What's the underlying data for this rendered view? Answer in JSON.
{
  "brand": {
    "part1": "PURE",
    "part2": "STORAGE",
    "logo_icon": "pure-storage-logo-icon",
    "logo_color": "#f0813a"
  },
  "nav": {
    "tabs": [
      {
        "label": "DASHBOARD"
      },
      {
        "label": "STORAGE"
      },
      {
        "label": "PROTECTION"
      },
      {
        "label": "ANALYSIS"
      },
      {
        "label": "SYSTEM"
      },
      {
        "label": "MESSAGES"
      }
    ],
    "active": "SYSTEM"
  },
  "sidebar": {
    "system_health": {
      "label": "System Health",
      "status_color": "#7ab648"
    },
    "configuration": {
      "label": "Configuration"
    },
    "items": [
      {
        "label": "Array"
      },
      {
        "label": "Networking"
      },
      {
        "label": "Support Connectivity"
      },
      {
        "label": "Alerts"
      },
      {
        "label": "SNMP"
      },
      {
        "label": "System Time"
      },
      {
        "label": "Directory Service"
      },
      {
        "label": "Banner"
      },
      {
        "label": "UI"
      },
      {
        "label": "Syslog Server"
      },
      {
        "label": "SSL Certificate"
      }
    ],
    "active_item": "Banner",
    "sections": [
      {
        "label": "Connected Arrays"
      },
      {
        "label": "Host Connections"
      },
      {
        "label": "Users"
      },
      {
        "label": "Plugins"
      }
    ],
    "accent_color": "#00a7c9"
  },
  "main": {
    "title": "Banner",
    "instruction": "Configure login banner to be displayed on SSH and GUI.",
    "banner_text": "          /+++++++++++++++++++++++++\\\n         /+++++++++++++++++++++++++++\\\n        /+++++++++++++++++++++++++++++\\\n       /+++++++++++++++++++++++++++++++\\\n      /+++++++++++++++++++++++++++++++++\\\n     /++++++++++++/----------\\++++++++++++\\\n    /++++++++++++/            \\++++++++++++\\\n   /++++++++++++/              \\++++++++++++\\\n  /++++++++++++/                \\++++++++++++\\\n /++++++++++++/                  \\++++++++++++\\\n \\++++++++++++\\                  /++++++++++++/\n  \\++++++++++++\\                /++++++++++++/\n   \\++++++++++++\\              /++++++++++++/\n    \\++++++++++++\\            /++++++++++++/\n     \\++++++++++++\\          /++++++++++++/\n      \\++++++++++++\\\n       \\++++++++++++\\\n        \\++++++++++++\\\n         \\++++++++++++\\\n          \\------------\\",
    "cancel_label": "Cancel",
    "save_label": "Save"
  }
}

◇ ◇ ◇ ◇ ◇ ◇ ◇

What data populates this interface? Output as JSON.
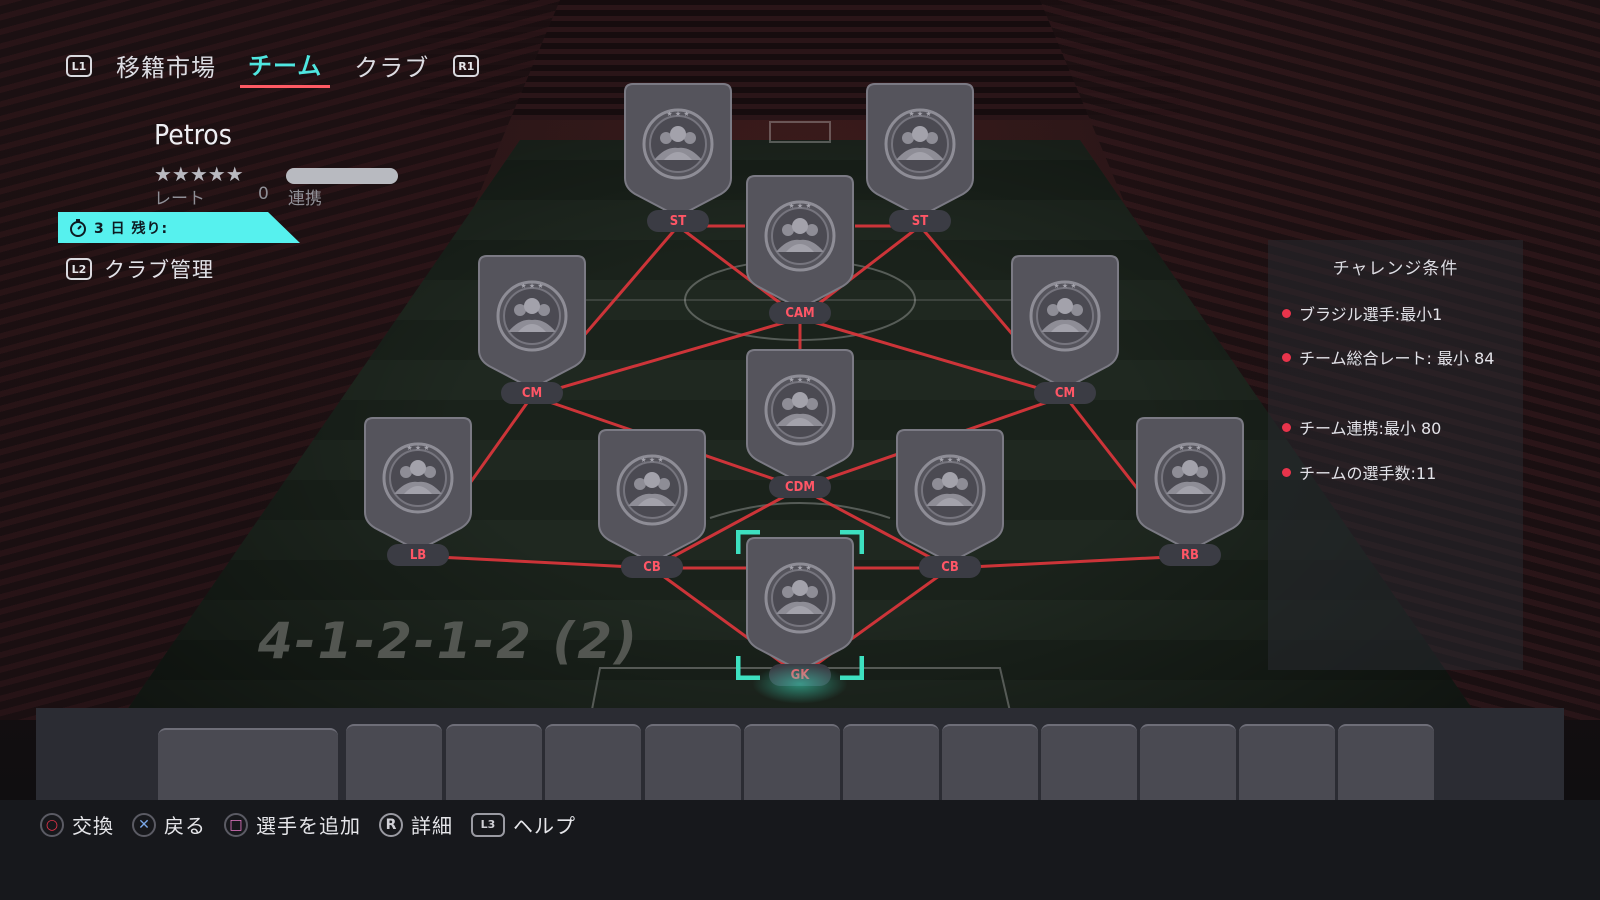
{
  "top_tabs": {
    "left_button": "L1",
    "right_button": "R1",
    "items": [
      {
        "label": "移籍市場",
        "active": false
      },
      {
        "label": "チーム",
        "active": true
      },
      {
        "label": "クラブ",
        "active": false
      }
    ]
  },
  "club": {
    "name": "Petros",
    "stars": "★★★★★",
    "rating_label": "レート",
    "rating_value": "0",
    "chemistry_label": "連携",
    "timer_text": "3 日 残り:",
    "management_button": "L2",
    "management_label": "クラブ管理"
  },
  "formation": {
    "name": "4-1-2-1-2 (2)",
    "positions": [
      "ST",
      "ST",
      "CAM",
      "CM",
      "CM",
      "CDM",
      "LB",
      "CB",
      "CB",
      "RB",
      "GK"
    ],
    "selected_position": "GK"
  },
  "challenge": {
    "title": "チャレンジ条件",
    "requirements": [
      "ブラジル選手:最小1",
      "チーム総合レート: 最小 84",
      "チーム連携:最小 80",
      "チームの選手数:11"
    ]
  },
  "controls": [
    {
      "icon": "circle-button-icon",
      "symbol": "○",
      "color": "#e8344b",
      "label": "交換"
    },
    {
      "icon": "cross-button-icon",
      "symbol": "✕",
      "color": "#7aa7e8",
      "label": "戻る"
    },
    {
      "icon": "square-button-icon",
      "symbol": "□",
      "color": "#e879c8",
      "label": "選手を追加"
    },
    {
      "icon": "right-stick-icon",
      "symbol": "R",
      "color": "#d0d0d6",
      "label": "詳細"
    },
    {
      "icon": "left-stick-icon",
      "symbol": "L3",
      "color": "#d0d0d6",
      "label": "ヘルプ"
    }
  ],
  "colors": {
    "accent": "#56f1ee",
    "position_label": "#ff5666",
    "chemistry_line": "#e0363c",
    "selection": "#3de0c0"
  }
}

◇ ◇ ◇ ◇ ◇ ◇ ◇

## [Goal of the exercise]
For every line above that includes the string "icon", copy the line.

## [Problem solution]
    "logo_icon": "pure-storage-logo-icon",
      "icon": "circle-button-icon",
      "icon": "cross-button-icon",
      "icon": "square-button-icon",
      "icon": "right-stick-icon",
      "icon": "left-stick-icon",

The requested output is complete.